Now, the real question is, why do you have to be a professional dancer to reap the benefits of a comprehensive exercise program? Certainly having a physical therapist on hand at every beck and call when something begins to hurt let alone itch is one benefit of being in a professional dance company, such as the one described in the study.

However, you don’t always have to lose sight of the big picture, which if you’re like me, is performing for an artform that you love.

With all this in mind, I have a program that might be the right fit for you.

Modern Strength Movement

With the Modern Strength Movement, found on the Fitocracy platform, you get the benefit of working out with a community of people, improving your strength and muscle mass goals, along with improving the habit of exercising to maintain performance for dancing.

If this sounds like something that you can benefit from, please read on ahead to the Frequently Asked Questions portion of the page!

As always,

Keep it funky.


Calling All Dancers…

This is a call for all dancers…

… Dancers looking to get stronger that is!

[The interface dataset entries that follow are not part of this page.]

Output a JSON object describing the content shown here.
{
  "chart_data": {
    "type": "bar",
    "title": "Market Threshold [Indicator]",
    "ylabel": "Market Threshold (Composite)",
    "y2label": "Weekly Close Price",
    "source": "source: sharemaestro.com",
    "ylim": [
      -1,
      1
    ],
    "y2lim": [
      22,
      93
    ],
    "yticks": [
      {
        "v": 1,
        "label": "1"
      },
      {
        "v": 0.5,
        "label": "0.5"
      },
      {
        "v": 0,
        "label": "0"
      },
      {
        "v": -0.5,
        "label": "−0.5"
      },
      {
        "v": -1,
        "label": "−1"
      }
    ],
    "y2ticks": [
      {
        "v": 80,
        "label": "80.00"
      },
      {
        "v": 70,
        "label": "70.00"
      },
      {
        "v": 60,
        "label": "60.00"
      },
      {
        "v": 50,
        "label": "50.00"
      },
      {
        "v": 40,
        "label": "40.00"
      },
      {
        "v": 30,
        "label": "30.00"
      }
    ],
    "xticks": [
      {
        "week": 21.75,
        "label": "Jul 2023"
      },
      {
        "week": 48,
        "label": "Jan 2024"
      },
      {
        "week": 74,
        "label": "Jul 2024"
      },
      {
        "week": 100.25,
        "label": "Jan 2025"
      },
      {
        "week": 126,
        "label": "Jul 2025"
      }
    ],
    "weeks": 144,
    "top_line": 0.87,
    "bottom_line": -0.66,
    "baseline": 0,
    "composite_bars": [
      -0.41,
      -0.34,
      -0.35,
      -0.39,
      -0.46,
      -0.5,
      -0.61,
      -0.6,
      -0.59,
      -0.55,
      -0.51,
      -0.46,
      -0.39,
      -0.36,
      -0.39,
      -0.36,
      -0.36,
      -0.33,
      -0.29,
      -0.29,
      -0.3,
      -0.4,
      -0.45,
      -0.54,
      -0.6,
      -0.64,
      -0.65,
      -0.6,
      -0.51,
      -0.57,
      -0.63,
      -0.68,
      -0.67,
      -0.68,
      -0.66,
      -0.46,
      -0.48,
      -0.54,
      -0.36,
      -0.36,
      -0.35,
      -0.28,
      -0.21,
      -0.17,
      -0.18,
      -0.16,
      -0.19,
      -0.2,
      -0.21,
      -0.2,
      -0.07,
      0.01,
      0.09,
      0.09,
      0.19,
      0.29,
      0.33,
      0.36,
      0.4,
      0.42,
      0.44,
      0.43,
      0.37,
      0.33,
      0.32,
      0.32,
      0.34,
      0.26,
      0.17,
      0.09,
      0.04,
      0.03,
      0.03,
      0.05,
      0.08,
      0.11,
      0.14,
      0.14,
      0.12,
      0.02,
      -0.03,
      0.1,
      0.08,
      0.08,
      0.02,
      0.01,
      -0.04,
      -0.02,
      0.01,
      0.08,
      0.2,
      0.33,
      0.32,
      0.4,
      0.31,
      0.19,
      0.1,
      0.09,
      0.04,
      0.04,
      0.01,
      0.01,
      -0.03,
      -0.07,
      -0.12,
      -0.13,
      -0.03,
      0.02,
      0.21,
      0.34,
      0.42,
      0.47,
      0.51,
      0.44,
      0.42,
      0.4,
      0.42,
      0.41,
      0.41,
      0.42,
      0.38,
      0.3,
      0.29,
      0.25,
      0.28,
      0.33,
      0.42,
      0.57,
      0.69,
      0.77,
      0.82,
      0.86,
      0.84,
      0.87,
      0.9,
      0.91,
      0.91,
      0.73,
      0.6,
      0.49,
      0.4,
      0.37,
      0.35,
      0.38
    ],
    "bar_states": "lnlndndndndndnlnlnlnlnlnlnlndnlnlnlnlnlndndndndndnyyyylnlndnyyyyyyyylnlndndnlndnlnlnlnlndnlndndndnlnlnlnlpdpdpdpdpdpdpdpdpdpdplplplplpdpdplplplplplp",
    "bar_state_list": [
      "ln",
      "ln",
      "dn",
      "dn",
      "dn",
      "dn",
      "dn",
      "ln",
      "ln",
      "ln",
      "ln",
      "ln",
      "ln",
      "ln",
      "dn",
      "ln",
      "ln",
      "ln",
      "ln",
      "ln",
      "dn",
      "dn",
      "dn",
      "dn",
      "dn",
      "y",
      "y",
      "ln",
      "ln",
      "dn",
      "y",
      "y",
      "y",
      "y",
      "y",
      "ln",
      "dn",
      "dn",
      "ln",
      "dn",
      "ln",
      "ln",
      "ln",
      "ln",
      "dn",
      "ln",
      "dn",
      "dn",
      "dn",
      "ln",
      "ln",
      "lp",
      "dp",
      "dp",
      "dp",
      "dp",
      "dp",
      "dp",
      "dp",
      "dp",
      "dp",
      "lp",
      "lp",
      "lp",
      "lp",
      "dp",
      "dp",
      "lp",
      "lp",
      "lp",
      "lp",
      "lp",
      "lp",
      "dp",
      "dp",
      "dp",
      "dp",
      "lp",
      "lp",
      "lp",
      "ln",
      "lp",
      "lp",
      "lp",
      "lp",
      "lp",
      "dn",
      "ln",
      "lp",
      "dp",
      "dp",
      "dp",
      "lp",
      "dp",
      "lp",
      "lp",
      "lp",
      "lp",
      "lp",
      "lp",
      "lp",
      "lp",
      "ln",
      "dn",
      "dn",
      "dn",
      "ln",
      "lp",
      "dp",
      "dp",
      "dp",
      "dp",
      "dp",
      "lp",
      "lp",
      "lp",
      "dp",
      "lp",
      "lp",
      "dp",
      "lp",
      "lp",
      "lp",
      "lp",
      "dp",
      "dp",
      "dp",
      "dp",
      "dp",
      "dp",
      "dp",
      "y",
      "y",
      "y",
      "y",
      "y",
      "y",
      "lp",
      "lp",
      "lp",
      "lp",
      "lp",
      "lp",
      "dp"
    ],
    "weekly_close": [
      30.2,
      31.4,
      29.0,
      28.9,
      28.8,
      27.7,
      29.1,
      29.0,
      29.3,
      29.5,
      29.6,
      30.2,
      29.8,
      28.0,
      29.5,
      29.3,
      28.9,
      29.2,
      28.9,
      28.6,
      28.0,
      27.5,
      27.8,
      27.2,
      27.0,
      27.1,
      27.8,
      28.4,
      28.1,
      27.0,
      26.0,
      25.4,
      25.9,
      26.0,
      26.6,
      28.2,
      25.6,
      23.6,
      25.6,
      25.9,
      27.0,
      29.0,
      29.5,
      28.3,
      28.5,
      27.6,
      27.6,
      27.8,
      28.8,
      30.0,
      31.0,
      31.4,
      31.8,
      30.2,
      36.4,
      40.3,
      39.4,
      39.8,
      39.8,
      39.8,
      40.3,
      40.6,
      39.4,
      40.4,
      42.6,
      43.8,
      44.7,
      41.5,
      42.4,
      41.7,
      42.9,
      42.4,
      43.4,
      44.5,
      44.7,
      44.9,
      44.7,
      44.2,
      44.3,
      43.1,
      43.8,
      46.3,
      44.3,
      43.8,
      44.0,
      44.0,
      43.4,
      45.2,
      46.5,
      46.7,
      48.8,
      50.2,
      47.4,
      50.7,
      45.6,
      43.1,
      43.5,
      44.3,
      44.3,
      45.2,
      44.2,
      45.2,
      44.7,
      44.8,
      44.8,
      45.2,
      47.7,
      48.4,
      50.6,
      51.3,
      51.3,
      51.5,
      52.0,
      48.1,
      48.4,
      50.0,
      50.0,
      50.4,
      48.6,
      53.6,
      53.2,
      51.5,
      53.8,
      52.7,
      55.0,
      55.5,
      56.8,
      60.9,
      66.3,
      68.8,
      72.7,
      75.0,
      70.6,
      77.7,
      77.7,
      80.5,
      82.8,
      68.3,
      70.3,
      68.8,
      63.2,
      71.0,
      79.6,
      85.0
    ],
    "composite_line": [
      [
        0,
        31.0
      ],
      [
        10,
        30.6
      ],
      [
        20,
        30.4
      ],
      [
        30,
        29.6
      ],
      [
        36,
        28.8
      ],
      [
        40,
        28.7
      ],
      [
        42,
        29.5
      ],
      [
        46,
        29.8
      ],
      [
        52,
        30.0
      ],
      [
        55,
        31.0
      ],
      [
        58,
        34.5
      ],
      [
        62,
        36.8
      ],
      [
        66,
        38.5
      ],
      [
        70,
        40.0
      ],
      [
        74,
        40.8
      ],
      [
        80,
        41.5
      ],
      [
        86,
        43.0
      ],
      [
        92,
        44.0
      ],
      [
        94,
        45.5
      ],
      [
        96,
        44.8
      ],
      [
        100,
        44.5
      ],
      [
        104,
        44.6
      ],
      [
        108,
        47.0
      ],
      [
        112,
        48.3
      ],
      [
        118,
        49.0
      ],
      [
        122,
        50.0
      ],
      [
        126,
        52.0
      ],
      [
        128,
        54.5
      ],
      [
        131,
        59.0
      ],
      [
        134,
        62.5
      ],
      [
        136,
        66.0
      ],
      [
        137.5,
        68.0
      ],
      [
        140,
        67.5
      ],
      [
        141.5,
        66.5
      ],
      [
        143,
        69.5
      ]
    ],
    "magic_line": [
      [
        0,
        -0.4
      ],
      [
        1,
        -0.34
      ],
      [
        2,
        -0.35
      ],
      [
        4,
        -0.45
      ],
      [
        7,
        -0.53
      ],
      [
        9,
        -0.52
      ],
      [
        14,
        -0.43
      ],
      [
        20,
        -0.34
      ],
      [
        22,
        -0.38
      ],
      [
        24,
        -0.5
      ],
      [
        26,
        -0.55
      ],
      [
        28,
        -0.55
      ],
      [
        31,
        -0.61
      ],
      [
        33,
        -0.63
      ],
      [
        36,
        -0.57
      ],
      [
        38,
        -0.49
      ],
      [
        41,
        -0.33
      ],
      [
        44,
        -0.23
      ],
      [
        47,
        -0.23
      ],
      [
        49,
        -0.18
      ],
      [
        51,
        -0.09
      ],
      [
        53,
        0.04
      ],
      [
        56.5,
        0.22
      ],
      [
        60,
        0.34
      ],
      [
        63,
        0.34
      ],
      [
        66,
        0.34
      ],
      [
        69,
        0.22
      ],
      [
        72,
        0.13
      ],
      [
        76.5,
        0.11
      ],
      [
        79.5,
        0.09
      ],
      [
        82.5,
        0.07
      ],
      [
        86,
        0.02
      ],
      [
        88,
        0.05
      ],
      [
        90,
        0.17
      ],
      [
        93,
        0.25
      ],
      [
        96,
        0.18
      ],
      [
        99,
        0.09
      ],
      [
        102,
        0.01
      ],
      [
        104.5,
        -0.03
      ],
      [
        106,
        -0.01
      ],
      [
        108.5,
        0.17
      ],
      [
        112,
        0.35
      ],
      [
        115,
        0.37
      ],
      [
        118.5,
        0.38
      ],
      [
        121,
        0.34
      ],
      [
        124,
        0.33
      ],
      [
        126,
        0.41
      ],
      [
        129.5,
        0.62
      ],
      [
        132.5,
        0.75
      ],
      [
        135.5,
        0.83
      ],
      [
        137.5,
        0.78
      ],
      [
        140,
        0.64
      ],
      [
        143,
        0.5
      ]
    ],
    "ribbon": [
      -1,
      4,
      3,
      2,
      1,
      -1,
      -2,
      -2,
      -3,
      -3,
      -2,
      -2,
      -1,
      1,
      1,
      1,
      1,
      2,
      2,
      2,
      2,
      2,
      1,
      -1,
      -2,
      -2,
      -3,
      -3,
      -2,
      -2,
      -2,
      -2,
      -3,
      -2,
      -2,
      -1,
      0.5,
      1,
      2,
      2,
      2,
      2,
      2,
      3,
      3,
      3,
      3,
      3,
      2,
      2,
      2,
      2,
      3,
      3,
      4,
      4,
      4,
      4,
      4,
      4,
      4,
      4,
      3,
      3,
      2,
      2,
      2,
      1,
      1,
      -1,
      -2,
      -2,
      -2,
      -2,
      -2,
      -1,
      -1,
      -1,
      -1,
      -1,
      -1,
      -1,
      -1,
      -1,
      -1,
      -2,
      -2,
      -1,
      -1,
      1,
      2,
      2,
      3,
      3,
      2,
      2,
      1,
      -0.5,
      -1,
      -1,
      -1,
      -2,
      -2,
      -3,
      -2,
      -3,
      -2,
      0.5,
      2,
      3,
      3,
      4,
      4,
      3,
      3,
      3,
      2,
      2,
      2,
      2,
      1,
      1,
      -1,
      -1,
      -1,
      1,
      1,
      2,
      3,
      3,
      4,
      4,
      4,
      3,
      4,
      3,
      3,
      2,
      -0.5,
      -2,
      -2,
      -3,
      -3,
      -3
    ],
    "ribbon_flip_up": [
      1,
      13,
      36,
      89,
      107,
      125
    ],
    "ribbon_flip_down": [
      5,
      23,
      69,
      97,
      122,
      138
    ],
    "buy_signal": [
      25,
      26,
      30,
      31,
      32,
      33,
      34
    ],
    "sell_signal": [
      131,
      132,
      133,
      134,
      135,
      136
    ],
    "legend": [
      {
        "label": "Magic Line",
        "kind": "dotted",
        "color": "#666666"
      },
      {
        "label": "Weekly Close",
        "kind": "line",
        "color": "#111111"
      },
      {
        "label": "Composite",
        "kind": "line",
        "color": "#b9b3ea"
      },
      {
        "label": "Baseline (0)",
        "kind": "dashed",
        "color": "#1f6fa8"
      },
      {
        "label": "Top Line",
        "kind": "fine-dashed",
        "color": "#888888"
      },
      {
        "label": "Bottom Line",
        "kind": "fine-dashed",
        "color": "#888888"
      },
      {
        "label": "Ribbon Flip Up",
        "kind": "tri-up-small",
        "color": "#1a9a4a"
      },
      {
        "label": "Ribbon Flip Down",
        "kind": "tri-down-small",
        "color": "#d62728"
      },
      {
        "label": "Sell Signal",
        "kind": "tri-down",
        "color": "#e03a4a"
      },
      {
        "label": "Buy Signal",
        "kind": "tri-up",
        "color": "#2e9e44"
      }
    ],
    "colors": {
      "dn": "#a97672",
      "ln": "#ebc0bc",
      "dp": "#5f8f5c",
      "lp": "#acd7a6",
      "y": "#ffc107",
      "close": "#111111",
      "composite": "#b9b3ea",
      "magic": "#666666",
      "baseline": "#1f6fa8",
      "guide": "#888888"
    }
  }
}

Here is your chance to receive customized programming for increasing muscle mass for the summer, returning from an injury, or increasing performance for your work or hobby.

Practicing upside down selfies before dance practice is a pastime of mine as well.

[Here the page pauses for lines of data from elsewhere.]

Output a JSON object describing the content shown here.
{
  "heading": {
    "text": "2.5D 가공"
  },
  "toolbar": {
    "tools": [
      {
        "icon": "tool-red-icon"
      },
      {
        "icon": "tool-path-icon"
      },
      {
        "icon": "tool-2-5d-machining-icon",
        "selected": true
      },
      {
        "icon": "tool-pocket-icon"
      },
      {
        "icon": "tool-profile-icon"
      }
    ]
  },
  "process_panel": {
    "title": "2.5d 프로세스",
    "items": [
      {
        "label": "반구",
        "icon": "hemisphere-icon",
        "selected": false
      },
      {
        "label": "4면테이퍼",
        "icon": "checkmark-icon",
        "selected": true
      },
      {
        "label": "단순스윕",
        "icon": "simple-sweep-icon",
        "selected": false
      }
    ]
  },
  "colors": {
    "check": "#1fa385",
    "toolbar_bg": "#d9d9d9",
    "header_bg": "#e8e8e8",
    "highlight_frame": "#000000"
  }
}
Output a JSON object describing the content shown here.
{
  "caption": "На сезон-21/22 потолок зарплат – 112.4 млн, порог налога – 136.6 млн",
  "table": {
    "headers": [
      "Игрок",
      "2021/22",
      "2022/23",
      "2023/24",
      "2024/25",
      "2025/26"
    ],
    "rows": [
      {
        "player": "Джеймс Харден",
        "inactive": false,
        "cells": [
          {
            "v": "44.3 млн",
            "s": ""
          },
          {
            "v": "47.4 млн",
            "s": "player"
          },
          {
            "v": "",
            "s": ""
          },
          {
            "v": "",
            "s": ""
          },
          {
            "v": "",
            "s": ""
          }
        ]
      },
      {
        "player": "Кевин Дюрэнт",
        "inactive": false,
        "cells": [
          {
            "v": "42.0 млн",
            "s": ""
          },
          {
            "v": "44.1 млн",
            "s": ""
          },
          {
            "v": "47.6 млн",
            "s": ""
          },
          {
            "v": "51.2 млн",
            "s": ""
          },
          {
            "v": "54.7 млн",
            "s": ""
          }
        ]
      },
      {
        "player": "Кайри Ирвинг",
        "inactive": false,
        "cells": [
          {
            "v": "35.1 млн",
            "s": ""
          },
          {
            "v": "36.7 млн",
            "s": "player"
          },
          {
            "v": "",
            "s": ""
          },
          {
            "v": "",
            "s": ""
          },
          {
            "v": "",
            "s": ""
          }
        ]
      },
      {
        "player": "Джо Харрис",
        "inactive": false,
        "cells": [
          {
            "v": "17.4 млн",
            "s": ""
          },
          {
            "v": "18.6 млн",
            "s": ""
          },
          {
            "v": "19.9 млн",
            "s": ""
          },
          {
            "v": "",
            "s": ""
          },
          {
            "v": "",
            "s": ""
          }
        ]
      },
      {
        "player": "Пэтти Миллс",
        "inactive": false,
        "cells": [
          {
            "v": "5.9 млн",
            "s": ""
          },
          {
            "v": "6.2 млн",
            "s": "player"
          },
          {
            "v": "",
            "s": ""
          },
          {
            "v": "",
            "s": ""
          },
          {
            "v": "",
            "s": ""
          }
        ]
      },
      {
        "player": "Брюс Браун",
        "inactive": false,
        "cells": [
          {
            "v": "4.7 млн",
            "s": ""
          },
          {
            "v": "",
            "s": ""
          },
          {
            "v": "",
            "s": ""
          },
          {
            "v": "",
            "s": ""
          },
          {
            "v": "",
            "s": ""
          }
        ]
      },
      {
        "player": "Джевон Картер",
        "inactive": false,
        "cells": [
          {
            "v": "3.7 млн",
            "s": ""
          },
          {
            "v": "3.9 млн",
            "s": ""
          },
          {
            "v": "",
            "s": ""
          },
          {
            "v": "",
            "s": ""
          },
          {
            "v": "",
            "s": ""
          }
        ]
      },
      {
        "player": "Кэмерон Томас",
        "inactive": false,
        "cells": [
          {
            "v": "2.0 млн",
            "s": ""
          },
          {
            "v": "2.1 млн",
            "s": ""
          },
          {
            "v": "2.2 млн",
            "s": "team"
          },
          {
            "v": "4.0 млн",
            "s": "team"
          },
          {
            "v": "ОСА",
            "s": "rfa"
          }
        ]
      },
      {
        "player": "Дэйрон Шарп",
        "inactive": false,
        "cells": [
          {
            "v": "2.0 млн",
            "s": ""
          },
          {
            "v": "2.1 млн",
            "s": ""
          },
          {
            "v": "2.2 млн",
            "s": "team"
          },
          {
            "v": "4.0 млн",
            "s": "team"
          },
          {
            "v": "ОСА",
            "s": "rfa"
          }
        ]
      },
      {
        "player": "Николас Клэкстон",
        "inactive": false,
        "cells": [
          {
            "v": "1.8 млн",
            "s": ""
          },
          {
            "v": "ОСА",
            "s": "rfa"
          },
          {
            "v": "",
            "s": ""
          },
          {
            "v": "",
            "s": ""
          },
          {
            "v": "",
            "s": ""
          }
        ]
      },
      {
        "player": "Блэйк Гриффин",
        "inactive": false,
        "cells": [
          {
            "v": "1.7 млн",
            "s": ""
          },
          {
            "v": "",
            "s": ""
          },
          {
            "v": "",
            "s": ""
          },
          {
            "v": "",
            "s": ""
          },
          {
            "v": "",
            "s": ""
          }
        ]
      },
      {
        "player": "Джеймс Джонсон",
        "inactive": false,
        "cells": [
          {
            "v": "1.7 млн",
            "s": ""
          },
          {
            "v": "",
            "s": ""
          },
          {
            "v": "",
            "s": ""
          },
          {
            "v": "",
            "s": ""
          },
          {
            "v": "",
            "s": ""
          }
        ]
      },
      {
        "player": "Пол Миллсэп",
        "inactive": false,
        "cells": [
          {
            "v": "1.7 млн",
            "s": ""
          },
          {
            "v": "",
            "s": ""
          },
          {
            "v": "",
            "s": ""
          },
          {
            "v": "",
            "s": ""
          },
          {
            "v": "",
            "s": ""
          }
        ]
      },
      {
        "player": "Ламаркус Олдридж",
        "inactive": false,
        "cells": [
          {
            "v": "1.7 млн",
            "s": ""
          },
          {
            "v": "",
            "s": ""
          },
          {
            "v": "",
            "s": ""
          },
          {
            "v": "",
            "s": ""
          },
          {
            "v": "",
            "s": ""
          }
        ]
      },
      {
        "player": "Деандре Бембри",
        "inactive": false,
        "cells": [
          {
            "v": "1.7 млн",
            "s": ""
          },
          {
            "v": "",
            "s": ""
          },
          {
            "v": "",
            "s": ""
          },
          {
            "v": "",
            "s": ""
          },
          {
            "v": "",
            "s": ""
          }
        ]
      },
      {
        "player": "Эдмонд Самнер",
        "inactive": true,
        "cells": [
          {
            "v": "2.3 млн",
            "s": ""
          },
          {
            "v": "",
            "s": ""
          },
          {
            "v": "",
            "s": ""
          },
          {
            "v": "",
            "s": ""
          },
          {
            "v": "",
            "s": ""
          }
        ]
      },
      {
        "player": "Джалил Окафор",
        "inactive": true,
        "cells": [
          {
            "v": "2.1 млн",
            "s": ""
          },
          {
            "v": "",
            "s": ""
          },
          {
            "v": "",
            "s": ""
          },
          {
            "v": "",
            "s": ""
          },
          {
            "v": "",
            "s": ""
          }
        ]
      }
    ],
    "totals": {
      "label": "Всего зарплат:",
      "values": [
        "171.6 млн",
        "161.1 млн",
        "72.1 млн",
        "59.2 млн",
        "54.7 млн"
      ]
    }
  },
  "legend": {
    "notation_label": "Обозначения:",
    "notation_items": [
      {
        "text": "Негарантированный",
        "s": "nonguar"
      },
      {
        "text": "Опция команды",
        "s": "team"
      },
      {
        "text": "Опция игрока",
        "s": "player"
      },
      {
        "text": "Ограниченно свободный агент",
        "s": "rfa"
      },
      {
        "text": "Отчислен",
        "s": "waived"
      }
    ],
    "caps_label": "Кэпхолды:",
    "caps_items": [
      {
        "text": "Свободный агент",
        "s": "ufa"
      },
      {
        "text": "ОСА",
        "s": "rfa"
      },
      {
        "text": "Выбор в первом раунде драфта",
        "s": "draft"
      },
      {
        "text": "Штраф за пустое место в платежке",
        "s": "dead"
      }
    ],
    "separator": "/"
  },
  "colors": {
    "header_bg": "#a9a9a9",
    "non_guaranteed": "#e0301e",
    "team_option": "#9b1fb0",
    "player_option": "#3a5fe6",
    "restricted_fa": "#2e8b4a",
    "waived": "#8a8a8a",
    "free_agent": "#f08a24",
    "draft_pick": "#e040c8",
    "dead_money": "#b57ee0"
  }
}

This pilot dance strength training program can be done while traveling, with minimal equipment (barbells, DBs and bodyweight exercises), but definitely needs access to a gym of some sort in order to be successful.

You will need at the very least some background with exercising. Also not exclusive to dancers only (performers, artists, etc are welcome as well).

If you’re interested, expect the following in an e-mail:

  1. A PDF file containing the Dynamic Warm-Up, and Stretching and Breathing Exercises designed to help you get ready for your session.
  2. Two to three days of strength training aimed at increasing performance and helping towards your craft by utilizing main muscle movers and preventing erroneous technique.
  3. Easy to follow along videos to help with exercise techniques for unfamiliar exercises.

And much more !!

–> If you’re dedicated to your craft, please e-mail ma@miguelaragoncillo.com
with the subject line STRENGTH TRAINING. <–


As always,

Keep it funky.


Fitness Reads & Updates – 11.11.13

This recent month has been relatively busy for me. Classes are just a bit past their mid-term status, I’m working in multiple locations, and with studying some information from the Postural Restoration Institute and other goodies, I think it is safe to say I know how to keep busy.

On top of all that, I’ve had the blessing to stay busy through online writing along with prepping information for a workshop I’ll be hosting in Philadelphia.

stacklogoInterview with STACK.com on
Time Under Tension

In late October I was asked to provide some input on a time under tension over at STACK.com. You can find out what the deal is with regards to muscle gaining and eccentrically loading the tissue HERE.

Utilizing Jumping Progressions in an Exercise Program

I was asked to provide some awesome input on jumping progressions for my buddy Rich Thaw’s blog Inner Athlete HQ, based in Canada. I gladly obliged, since you know, dunking is one of my lifetime goals, and I’d love to help anyone who is interested in jumping higher. (I believe I estimated that I’d need a 36″+ vertical to get there… in the last 3 months I put 3″ on my current vertical to achieve a lifetime max vertical of 34″. Pretty excited for the future to say the least!)

Workshop for Temple Bboys – Injury Prevention for Bboys & BGirls

The one item I’ve been working on most recently is prepping info for a workshop at my alma mater Temple University for an organization I’ve helped to set up from the get-go. It is awesome to see them grow as an org, seeing as how we started as simply an organization to fight for room space since we started out dancing in the hallways of TU.


This workshop will cover the factors that contribute to an injury, and what you can do to reduce the incidence of injury to keep you dancing longer, and harder. (Hold your jokes please).

The time and date for the workshop is next week, Monday, November 18th 2013 – located at Mitten Hall in Temple University.

Register HERE.

In the meantime…

Keep it funky.